# Task goal
Filter out all lines without the word "true" from the data below, please, and copy the rest.

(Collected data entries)
Start of Block

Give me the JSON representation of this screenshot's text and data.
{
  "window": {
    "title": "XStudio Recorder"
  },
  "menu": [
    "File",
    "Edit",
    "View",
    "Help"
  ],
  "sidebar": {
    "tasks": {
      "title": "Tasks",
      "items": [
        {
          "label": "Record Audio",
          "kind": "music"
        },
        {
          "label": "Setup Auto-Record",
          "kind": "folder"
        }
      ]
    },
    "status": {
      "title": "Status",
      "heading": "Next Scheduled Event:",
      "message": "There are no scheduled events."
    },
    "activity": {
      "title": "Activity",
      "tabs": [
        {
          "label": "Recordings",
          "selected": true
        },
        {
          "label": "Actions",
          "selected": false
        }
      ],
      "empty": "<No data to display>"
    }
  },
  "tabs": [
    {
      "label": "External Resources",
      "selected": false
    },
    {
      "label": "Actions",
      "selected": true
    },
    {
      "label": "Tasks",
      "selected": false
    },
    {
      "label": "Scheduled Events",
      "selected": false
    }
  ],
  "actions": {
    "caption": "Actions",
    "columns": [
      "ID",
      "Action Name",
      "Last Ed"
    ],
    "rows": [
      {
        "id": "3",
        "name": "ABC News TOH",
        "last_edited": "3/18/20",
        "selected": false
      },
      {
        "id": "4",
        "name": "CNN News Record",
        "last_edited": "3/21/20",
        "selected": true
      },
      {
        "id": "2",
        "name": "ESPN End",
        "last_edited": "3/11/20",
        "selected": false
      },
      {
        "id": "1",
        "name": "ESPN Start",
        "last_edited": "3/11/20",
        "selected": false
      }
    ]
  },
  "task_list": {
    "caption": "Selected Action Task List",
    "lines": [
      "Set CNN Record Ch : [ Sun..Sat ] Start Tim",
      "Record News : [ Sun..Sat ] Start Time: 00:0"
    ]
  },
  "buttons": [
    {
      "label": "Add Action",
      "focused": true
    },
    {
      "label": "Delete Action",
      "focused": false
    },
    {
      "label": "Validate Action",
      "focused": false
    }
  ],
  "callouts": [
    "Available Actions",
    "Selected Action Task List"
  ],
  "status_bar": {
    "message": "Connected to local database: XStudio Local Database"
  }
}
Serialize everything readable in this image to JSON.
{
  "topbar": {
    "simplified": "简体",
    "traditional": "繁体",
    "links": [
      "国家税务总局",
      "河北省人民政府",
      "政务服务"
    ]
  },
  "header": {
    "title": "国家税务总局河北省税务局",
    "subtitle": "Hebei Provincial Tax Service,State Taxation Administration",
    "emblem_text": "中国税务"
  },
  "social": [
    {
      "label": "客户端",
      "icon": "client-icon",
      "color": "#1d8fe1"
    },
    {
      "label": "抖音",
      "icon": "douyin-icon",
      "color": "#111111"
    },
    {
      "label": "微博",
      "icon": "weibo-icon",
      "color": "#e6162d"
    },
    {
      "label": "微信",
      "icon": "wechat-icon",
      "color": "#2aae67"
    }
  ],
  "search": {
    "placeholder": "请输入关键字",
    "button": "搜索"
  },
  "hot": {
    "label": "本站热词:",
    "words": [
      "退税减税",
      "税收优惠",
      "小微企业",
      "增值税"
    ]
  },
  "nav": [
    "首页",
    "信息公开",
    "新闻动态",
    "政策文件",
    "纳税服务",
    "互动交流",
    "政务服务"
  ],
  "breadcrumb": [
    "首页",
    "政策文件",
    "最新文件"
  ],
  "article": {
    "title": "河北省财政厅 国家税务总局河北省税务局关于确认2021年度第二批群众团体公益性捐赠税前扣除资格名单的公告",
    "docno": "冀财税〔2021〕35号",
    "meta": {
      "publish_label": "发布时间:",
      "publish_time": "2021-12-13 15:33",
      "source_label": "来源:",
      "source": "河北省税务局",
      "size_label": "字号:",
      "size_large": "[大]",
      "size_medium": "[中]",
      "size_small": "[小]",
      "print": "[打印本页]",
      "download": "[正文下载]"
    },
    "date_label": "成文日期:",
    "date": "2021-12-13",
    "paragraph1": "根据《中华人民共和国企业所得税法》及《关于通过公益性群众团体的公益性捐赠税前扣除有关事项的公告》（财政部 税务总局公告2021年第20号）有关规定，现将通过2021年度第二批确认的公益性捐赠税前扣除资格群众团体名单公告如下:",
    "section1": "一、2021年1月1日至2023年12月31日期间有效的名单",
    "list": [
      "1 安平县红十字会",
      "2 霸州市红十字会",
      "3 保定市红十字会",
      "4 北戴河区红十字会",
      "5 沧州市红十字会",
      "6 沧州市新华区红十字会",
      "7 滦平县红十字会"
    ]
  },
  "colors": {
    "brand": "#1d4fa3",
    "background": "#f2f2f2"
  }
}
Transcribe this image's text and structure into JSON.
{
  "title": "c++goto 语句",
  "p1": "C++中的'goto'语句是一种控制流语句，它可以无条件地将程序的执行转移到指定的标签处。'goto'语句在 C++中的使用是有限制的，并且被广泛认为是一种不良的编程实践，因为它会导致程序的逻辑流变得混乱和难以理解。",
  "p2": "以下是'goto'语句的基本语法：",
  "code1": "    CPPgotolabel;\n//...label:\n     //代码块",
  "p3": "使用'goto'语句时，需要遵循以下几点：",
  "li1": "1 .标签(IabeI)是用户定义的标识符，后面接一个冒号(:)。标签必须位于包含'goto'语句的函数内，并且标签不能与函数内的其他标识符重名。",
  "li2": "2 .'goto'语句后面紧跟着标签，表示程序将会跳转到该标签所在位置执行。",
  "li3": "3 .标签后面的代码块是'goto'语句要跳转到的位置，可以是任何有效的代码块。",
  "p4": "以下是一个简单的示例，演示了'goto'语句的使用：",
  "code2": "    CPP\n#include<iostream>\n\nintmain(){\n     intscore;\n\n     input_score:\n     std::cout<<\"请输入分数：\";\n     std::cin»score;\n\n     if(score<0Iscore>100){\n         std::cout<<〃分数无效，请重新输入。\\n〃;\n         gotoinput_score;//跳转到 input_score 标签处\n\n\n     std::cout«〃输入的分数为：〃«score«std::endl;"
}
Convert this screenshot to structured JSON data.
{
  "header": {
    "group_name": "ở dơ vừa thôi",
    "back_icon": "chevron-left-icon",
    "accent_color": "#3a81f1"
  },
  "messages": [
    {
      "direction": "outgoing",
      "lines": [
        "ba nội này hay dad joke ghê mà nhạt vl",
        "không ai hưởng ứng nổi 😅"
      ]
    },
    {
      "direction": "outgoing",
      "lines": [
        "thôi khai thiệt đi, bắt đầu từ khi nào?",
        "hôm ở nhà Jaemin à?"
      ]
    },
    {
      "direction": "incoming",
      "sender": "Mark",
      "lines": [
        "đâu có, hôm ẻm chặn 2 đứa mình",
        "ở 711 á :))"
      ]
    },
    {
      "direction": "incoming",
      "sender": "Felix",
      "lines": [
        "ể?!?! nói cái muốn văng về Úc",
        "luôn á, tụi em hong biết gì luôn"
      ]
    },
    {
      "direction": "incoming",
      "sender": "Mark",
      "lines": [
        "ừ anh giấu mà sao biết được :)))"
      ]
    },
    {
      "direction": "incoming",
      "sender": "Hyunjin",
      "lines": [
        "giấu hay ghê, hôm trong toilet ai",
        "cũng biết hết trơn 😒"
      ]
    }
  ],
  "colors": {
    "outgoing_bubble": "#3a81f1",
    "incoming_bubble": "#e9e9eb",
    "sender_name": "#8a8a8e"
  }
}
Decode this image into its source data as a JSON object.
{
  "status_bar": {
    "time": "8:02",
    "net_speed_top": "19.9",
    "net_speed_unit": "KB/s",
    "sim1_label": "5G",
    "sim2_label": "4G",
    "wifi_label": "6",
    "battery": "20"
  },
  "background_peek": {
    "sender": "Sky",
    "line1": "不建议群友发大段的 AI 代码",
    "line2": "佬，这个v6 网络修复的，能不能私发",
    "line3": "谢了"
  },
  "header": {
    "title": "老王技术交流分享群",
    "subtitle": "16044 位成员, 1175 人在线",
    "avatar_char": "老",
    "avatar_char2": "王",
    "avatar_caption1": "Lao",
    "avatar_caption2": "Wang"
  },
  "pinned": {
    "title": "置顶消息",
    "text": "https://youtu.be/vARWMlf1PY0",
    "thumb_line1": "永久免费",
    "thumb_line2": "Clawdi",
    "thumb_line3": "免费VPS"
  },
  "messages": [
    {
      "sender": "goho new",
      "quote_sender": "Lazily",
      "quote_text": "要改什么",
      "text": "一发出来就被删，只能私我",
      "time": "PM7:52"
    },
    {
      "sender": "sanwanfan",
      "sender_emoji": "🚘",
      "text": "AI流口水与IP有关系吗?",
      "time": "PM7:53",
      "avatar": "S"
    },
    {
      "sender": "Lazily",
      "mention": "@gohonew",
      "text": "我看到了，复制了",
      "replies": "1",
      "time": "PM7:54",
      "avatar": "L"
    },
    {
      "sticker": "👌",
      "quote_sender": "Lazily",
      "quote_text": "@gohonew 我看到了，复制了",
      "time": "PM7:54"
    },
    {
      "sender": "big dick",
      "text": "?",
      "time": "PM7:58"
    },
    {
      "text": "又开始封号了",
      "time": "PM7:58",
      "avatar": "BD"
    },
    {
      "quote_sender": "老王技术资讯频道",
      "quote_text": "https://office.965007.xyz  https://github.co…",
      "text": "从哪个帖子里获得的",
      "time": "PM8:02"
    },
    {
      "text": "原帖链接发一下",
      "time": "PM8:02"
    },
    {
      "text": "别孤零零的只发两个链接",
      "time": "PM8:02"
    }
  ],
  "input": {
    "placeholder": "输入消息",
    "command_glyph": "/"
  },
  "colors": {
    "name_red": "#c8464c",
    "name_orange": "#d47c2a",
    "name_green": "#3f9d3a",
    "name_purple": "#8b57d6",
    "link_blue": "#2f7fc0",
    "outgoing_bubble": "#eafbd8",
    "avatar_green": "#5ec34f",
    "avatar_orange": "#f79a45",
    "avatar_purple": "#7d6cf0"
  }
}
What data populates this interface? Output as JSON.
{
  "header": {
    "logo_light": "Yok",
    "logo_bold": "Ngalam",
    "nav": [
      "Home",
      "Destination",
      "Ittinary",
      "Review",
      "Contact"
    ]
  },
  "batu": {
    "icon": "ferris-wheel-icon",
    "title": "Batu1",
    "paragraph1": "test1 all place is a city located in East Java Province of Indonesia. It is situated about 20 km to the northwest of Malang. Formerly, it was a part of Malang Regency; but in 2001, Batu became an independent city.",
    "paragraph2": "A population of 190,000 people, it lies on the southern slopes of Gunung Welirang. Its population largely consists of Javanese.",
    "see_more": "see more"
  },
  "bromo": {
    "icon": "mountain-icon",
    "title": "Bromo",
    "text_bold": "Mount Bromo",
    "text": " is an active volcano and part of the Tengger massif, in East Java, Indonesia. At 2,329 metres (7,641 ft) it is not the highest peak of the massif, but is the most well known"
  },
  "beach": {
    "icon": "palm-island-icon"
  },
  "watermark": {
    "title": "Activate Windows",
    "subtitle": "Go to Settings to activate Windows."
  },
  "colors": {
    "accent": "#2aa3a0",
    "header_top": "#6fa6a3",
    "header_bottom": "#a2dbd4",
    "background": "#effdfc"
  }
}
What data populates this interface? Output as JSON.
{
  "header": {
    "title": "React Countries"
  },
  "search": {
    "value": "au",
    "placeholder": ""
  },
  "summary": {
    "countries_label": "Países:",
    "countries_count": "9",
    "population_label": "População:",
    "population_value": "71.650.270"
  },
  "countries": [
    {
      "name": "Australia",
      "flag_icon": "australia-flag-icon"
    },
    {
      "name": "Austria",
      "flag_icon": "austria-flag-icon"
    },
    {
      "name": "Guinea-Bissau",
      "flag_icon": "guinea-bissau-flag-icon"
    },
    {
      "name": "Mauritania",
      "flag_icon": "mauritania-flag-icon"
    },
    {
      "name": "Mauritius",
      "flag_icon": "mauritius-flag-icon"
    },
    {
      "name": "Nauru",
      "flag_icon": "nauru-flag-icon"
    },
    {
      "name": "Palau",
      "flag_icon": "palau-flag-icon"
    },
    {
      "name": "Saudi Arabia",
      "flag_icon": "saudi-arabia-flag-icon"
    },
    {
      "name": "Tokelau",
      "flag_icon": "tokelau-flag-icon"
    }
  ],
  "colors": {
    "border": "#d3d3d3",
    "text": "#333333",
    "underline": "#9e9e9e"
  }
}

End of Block

# Solution to the exercise
          "selected": true
      "selected": true
        "selected": true
      "focused": true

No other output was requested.